Christopher Coleman was convicted of the murder of his wife and two sons in 2009. At the time of the murder, Coleman was employed as a security officer for Joyce Meyer Ministries (JMM). In the months leading up to the murders, he used his work computer to email death threats to himself, his family, and his employer. His family's estate filed a wrongful death action against JMM, alleging that JMM was negligent in not protecting the decedents from threatened harm. The complaint also alleged a "negligent retention" claim against JMM. JMM filed a motion to dismiss arguing that the complaint did not state a cause of action, and the trial court agreed, dismissing the entire complaint. The estate appealed. Regions Bank v. Joyce Meyer Ministries, Inc., 2014 IL App (5th) 130193.
With respect to the estate's negligent retention claim, the appellate court agreed with the trial court that it should be dismissed. Although there are reported cases that recognize that an employer may be held liable for the negligent hiring and retention of an employee who intentionally harms someone while acting outside the scope of employment, the appellate court concluded that the estate's complaint did not contain sufficient facts to support this type of a claim.

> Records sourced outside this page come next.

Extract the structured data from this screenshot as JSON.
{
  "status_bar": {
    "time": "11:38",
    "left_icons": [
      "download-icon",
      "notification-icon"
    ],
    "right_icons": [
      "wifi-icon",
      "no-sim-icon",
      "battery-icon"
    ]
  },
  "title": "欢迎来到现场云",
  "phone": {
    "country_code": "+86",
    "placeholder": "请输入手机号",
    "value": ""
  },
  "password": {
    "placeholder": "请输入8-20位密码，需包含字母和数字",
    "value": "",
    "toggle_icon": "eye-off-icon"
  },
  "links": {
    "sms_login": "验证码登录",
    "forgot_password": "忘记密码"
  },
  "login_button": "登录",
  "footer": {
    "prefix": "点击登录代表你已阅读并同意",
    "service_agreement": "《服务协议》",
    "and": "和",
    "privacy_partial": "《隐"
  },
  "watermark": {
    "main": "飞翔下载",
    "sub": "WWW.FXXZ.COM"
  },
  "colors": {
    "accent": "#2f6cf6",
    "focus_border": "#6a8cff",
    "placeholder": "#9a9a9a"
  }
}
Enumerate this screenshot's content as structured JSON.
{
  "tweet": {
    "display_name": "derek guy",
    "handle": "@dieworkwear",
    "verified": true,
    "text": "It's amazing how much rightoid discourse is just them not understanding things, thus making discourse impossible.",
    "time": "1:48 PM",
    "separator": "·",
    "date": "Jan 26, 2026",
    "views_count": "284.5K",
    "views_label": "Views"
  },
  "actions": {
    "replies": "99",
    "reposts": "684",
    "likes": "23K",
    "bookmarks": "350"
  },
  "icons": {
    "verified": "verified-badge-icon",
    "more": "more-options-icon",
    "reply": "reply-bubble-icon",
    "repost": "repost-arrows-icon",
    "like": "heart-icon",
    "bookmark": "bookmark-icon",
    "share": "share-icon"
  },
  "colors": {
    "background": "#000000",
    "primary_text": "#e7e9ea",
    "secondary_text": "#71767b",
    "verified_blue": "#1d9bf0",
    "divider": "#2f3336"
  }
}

However, with respect to the estate's claim that JMM was negligent in not protecting the decedents, the appellate court held that the complaint did state sufficient facts to move this case forward. First, the appellate court determined that JMM had an electronic communications policy that prohibited use of its work computers for harassment or abusive materials, among other prohibited activities. JMM had the right to monitor and inspect communications sent on its equipment, and JMM had the right to take disciplinary action against violators. The complaint alleged that JMM knew about Coleman's use of his work computer for emailing the death threats, and actually voluntarily undertook to investigate the source of those threats. The complaint also alleged that JMM knew that the decedents needed protection from Coleman, yet did not provide that protection when it failed to enforce its electronic communication policy and discipline Coleman for the violations. The case will now go back to the trial court for a trial on the merits of the surviving negligence claim.

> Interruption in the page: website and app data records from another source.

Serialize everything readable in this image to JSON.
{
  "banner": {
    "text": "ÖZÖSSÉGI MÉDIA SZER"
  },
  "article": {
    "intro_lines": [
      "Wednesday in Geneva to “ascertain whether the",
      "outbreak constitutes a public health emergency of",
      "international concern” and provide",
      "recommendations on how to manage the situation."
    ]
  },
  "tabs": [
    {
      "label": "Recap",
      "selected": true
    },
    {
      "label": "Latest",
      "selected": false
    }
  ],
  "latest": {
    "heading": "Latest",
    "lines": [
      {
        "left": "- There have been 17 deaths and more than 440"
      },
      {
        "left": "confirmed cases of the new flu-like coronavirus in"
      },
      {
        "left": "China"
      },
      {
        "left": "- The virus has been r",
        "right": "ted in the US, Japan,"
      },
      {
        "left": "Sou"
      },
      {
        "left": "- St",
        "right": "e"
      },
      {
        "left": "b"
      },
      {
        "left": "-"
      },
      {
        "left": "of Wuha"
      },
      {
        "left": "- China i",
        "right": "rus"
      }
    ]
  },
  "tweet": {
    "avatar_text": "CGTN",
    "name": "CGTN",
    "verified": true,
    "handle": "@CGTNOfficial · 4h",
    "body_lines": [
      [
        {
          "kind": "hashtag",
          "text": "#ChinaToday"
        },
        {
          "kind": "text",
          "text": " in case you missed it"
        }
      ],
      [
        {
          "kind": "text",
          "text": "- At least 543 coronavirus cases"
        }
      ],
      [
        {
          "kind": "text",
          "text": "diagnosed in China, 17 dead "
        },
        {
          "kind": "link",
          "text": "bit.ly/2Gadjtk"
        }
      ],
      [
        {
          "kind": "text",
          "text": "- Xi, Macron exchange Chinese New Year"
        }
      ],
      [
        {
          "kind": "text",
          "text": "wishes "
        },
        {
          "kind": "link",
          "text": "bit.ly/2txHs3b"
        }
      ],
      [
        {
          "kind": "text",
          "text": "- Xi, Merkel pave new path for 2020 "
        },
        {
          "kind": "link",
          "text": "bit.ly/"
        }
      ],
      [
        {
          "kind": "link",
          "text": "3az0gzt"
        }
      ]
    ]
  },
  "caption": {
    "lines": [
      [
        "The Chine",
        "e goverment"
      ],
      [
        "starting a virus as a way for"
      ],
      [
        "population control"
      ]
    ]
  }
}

What is troubling about this case is that the appellate court seemed to skip over the "reasonable foreseeability" prong of the duty analysis for a negligence claim. The trial court had dismissed this count based on that particular prong, finding that JMM could not have "reasonably foreseen" that Coleman would brutally murder his family based on these emails. This case would seem to require an employer to be much more active in monitoring the use of its computers and other electronic equipment and investigate and act on violations even where those violations are not work-related in any way.
Post Authored by Julie Tappendorf, Ancel Glink